- to change from a fluid into a thickened mass; curdle; congeal: Let the pudding stand two hours until it coagulates.
- Biology. (of blood) to form a clot.
- Physical Chemistry. (of colloidal particles) to flocculate or cause to flocculate by adding an electrolyte to an electrostatic colloid.
- Obsolete. coagulated.
- to cause (a fluid, such as blood) to change into a soft semisolid mass or (of such a fluid) to change into such a mass; clot; curdle
- chem to separate or cause to separate into distinct constituent phases
noun (kəʊˈæɡjʊlɪt, -ˌleɪt)
- the solid or semisolid substance produced by coagulation
v.early 15c., from Latin coagulatus, past participle of coagulare “to cause to curdle,” from cogere “to curdle, collect” (see cogent). Earlier coagule, c.1400, from Middle French coaguler. Related: Coagulated; coagulating. v.
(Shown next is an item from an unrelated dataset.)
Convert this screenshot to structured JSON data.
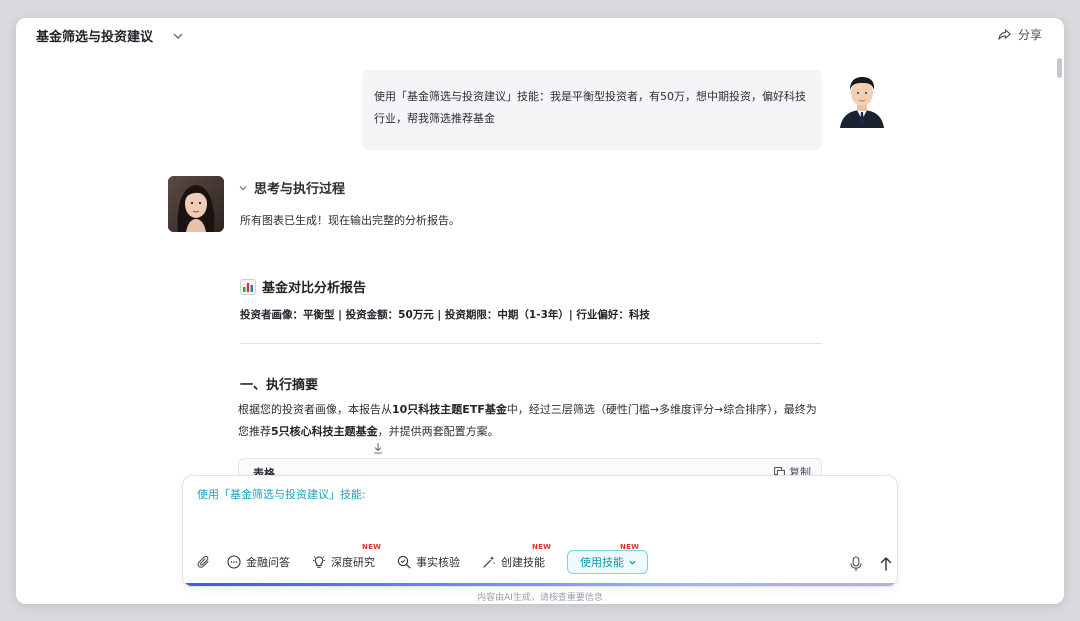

- To change from the liquid state to a solid or gel; clot.